━━━━━ LISTED RECORDS ━━━━━
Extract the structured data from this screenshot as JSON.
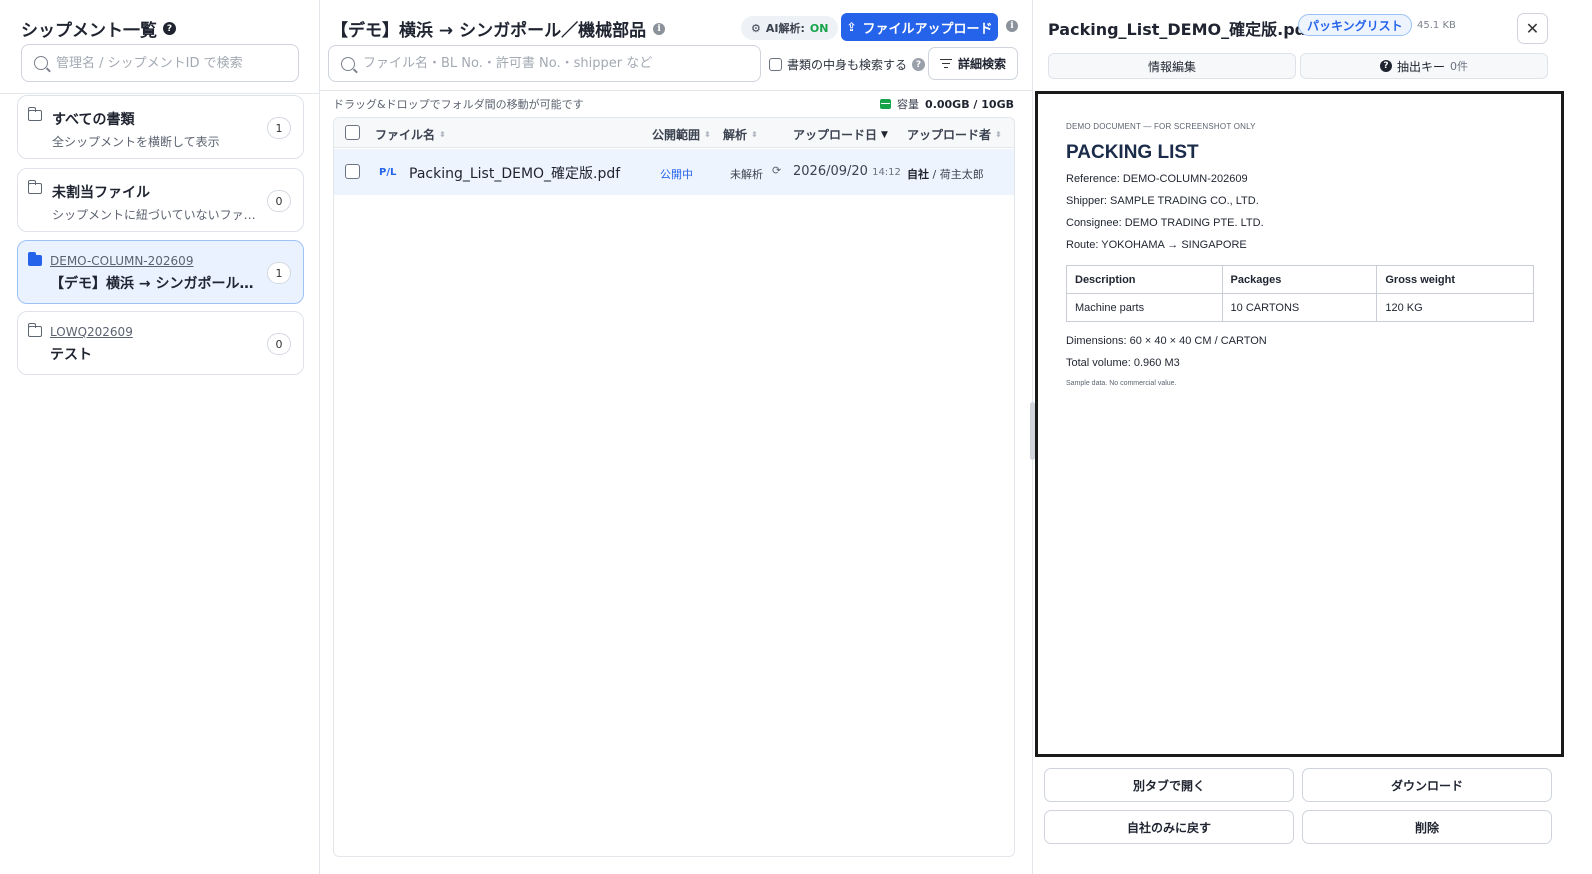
{
  "sidebar": {
    "title": "シップメント一覧",
    "search_placeholder": "管理名 / シップメントID で検索",
    "folders": [
      {
        "title": "すべての書類",
        "subtitle": "全シップメントを横断して表示",
        "count": "1"
      },
      {
        "title": "未割当ファイル",
        "subtitle": "シップメントに紐づいていないファイル",
        "count": "0"
      },
      {
        "id": "DEMO-COLUMN-202609",
        "name": "【デモ】横浜 → シンガポール／機械部品",
        "count": "1",
        "active": true
      },
      {
        "id": "LOWQ202609",
        "name": "テスト",
        "count": "0"
      }
    ]
  },
  "main": {
    "title": "【デモ】横浜 → シンガポール／機械部品",
    "ai_label": "AI解析:",
    "ai_state": "ON",
    "upload_label": "ファイルアップロード",
    "search_placeholder": "ファイル名・BL No.・許可書 No.・shipper など",
    "content_search_label": "書類の中身も検索する",
    "advanced_search_label": "詳細検索",
    "dnd_hint": "ドラッグ&ドロップでフォルダ間の移動が可能です",
    "capacity_label": "容量",
    "capacity_value": "0.00GB / 10GB",
    "columns": [
      "ファイル名",
      "公開範囲",
      "解析",
      "アップロード日",
      "アップロード者"
    ],
    "rows": [
      {
        "tag": "P/L",
        "filename": "Packing_List_DEMO_確定版.pdf",
        "visibility": "公開中",
        "analysis": "未解析",
        "date": "2026/09/20",
        "time": "14:12",
        "uploader_org": "自社",
        "uploader_sep": " / ",
        "uploader_name": "荷主太郎"
      }
    ]
  },
  "preview": {
    "filename": "Packing_List_DEMO_確定版.pdf",
    "type_badge": "パッキングリスト",
    "size": "45.1 KB",
    "tab_edit": "情報編集",
    "tab_keys": "抽出キー",
    "tab_keys_count": "0件",
    "doc": {
      "kicker": "DEMO DOCUMENT — FOR SCREENSHOT ONLY",
      "heading": "PACKING LIST",
      "reference": "Reference: DEMO-COLUMN-202609",
      "shipper": "Shipper: SAMPLE TRADING CO., LTD.",
      "consignee": "Consignee: DEMO TRADING PTE. LTD.",
      "route": "Route: YOKOHAMA → SINGAPORE",
      "table_headers": [
        "Description",
        "Packages",
        "Gross weight"
      ],
      "table_row": [
        "Machine parts",
        "10 CARTONS",
        "120 KG"
      ],
      "dimensions": "Dimensions: 60 × 40 × 40 CM / CARTON",
      "volume": "Total volume: 0.960 M3",
      "note": "Sample data. No commercial value."
    },
    "actions": {
      "open_tab": "別タブで開く",
      "download": "ダウンロード",
      "revert_private": "自社のみに戻す",
      "delete": "削除"
    }
  },
  "colors": {
    "primary": "#2563eb",
    "ai_on": "#16a34a",
    "active_folder_bg": "#eaf2ff"
  }
}
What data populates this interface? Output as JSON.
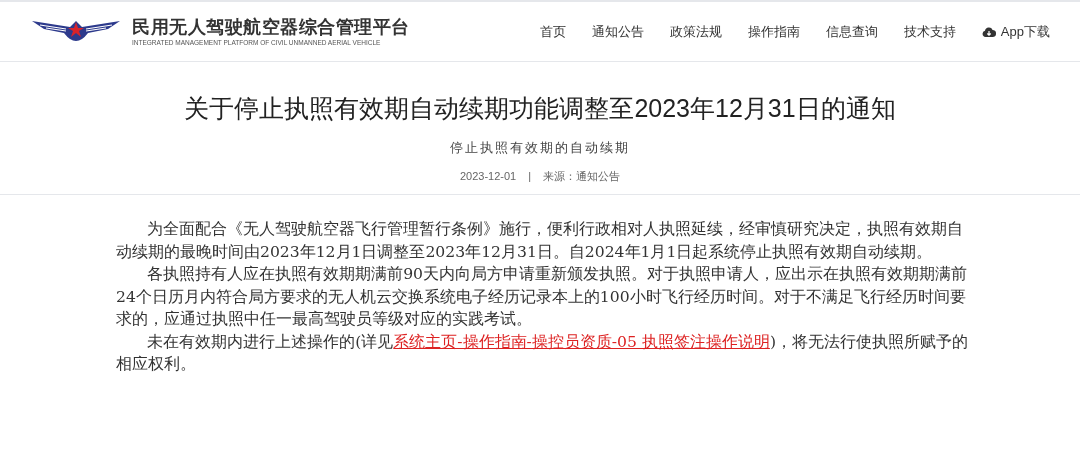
{
  "header": {
    "site_title": "民用无人驾驶航空器综合管理平台",
    "site_subtitle": "INTEGRATED MANAGEMENT PLATFORM OF CIVIL UNMANNED AERIAL VEHICLE",
    "nav": [
      {
        "label": "首页"
      },
      {
        "label": "通知公告"
      },
      {
        "label": "政策法规"
      },
      {
        "label": "操作指南"
      },
      {
        "label": "信息查询"
      },
      {
        "label": "技术支持"
      }
    ],
    "app_download": "App下载"
  },
  "article": {
    "title": "关于停止执照有效期自动续期功能调整至2023年12月31日的通知",
    "subtitle": "停止执照有效期的自动续期",
    "date": "2023-12-01",
    "separator": "|",
    "source": "来源：通知公告",
    "paragraphs": [
      {
        "text": "为全面配合《无人驾驶航空器飞行管理暂行条例》施行，便利行政相对人执照延续，经审慎研究决定，执照有效期自动续期的最晚时间由2023年12月1日调整至2023年12月31日。自2024年1月1日起系统停止执照有效期自动续期。"
      },
      {
        "text": "各执照持有人应在执照有效期期满前90天内向局方申请重新颁发执照。对于执照申请人，应出示在执照有效期期满前24个日历月内符合局方要求的无人机云交换系统电子经历记录本上的100小时飞行经历时间。对于不满足飞行经历时间要求的，应通过执照中任一最高驾驶员等级对应的实践考试。"
      },
      {
        "text": "未在有效期内进行上述操作的(详见",
        "link": "系统主页-操作指南-操控员资质-05 执照签注操作说明",
        "text_after": ")，将无法行使执照所赋予的相应权利。"
      }
    ]
  }
}
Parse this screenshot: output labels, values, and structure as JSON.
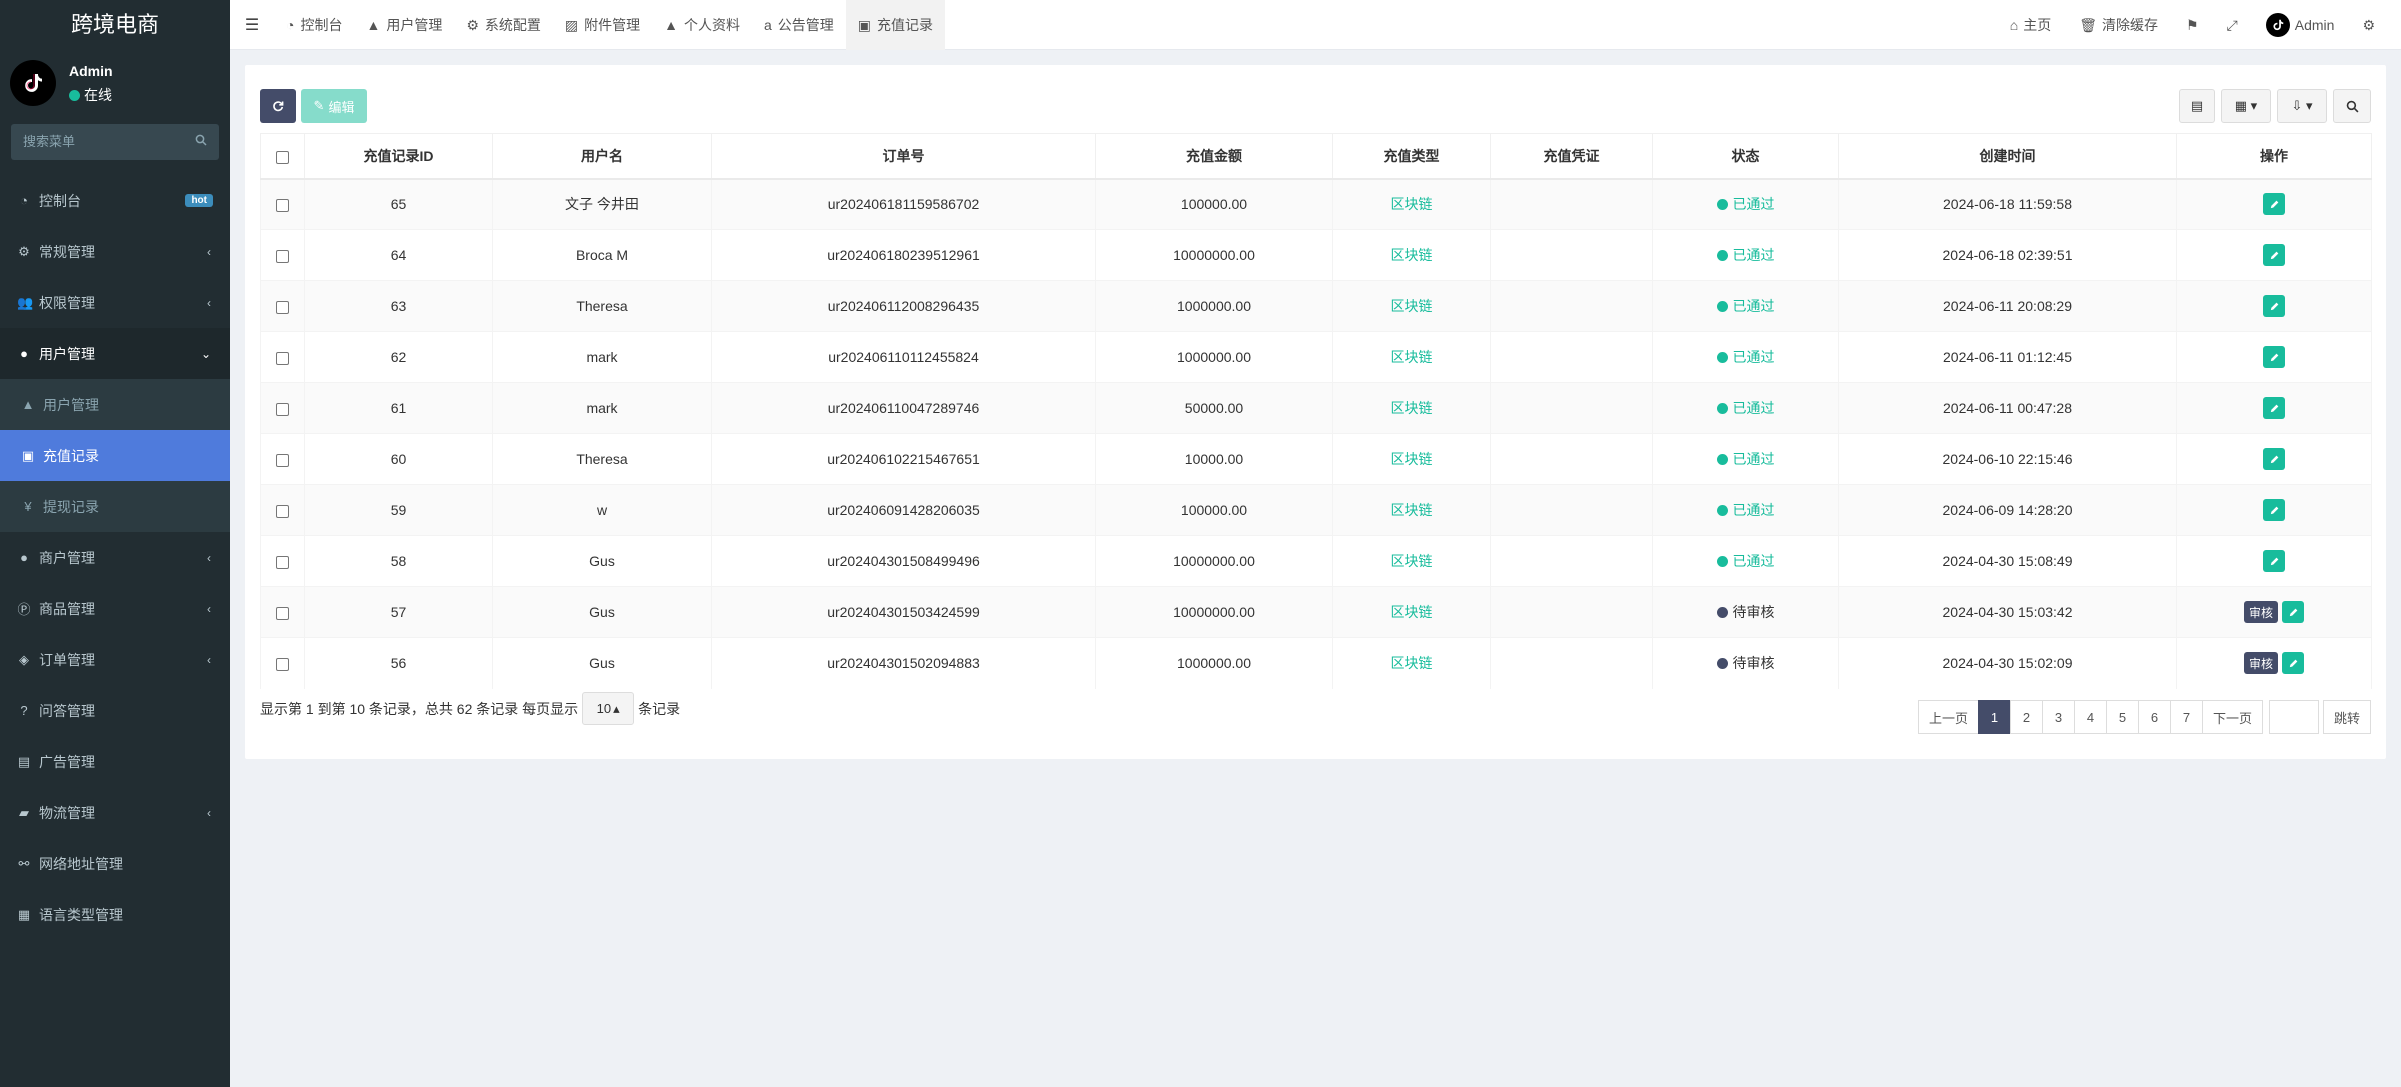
{
  "app": {
    "brand": "跨境电商"
  },
  "user": {
    "name": "Admin",
    "status": "在线"
  },
  "search": {
    "placeholder": "搜索菜单"
  },
  "menu": [
    {
      "label": "控制台",
      "icon": "dashboard-icon",
      "badge": "hot"
    },
    {
      "label": "常规管理",
      "icon": "cogs-icon"
    },
    {
      "label": "权限管理",
      "icon": "group-icon"
    },
    {
      "label": "用户管理",
      "icon": "user-circle-icon"
    },
    {
      "label": "用户管理",
      "icon": "user-icon"
    },
    {
      "label": "充值记录",
      "icon": "money-icon"
    },
    {
      "label": "提现记录",
      "icon": "yen-icon"
    },
    {
      "label": "商户管理",
      "icon": "apple-icon"
    },
    {
      "label": "商品管理",
      "icon": "product-icon"
    },
    {
      "label": "订单管理",
      "icon": "cube-icon"
    },
    {
      "label": "问答管理",
      "icon": "question-icon"
    },
    {
      "label": "广告管理",
      "icon": "ad-icon"
    },
    {
      "label": "物流管理",
      "icon": "truck-icon"
    },
    {
      "label": "网络地址管理",
      "icon": "link-icon"
    },
    {
      "label": "语言类型管理",
      "icon": "language-icon"
    }
  ],
  "tabs": [
    {
      "label": "控制台",
      "icon": "dashboard-icon"
    },
    {
      "label": "用户管理",
      "icon": "user-icon"
    },
    {
      "label": "系统配置",
      "icon": "cog-icon"
    },
    {
      "label": "附件管理",
      "icon": "image-icon"
    },
    {
      "label": "个人资料",
      "icon": "user-icon"
    },
    {
      "label": "公告管理",
      "icon": "amazon-icon"
    },
    {
      "label": "充值记录",
      "icon": "money-icon"
    }
  ],
  "header_right": {
    "home": "主页",
    "clear_cache": "清除缓存",
    "admin": "Admin"
  },
  "toolbar": {
    "edit_label": "编辑"
  },
  "table": {
    "columns": [
      "充值记录ID",
      "用户名",
      "订单号",
      "充值金额",
      "充值类型",
      "充值凭证",
      "状态",
      "创建时间",
      "操作"
    ],
    "rows": [
      {
        "id": "65",
        "username": "文子 今井田",
        "order": "ur202406181159586702",
        "amount": "100000.00",
        "type": "区块链",
        "voucher": "",
        "status": "已通过",
        "created": "2024-06-18 11:59:58",
        "audit": false
      },
      {
        "id": "64",
        "username": "Broca M",
        "order": "ur202406180239512961",
        "amount": "10000000.00",
        "type": "区块链",
        "voucher": "",
        "status": "已通过",
        "created": "2024-06-18 02:39:51",
        "audit": false
      },
      {
        "id": "63",
        "username": "Theresa",
        "order": "ur202406112008296435",
        "amount": "1000000.00",
        "type": "区块链",
        "voucher": "",
        "status": "已通过",
        "created": "2024-06-11 20:08:29",
        "audit": false
      },
      {
        "id": "62",
        "username": "mark",
        "order": "ur202406110112455824",
        "amount": "1000000.00",
        "type": "区块链",
        "voucher": "",
        "status": "已通过",
        "created": "2024-06-11 01:12:45",
        "audit": false
      },
      {
        "id": "61",
        "username": "mark",
        "order": "ur202406110047289746",
        "amount": "50000.00",
        "type": "区块链",
        "voucher": "",
        "status": "已通过",
        "created": "2024-06-11 00:47:28",
        "audit": false
      },
      {
        "id": "60",
        "username": "Theresa",
        "order": "ur202406102215467651",
        "amount": "10000.00",
        "type": "区块链",
        "voucher": "",
        "status": "已通过",
        "created": "2024-06-10 22:15:46",
        "audit": false
      },
      {
        "id": "59",
        "username": "w",
        "order": "ur202406091428206035",
        "amount": "100000.00",
        "type": "区块链",
        "voucher": "",
        "status": "已通过",
        "created": "2024-06-09 14:28:20",
        "audit": false
      },
      {
        "id": "58",
        "username": "Gus",
        "order": "ur202404301508499496",
        "amount": "10000000.00",
        "type": "区块链",
        "voucher": "",
        "status": "已通过",
        "created": "2024-04-30 15:08:49",
        "audit": false
      },
      {
        "id": "57",
        "username": "Gus",
        "order": "ur202404301503424599",
        "amount": "10000000.00",
        "type": "区块链",
        "voucher": "",
        "status": "待审核",
        "created": "2024-04-30 15:03:42",
        "audit": true
      },
      {
        "id": "56",
        "username": "Gus",
        "order": "ur202404301502094883",
        "amount": "1000000.00",
        "type": "区块链",
        "voucher": "",
        "status": "待审核",
        "created": "2024-04-30 15:02:09",
        "audit": true
      }
    ],
    "audit_label": "审核"
  },
  "footer": {
    "summary": "显示第 1 到第 10 条记录，总共 62 条记录 每页显示",
    "page_size": "10",
    "suffix": "条记录"
  },
  "pager": {
    "prev": "上一页",
    "pages": [
      "1",
      "2",
      "3",
      "4",
      "5",
      "6",
      "7"
    ],
    "next": "下一页",
    "jump": "跳转"
  },
  "colors": {
    "accent": "#18bc9c",
    "dark": "#444c69",
    "sidebar": "#222d32",
    "active_menu": "#4f7bdc"
  }
}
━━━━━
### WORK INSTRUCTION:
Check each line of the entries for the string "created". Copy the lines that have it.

### SOLVED PROBLEM:
        "created": "2024-06-18 11:59:58",
        "created": "2024-06-18 02:39:51",
        "created": "2024-06-11 20:08:29",
        "created": "2024-06-11 01:12:45",
        "created": "2024-06-11 00:47:28",
        "created": "2024-06-10 22:15:46",
        "created": "2024-06-09 14:28:20",
        "created": "2024-04-30 15:08:49",
        "created": "2024-04-30 15:03:42",
        "created": "2024-04-30 15:02:09",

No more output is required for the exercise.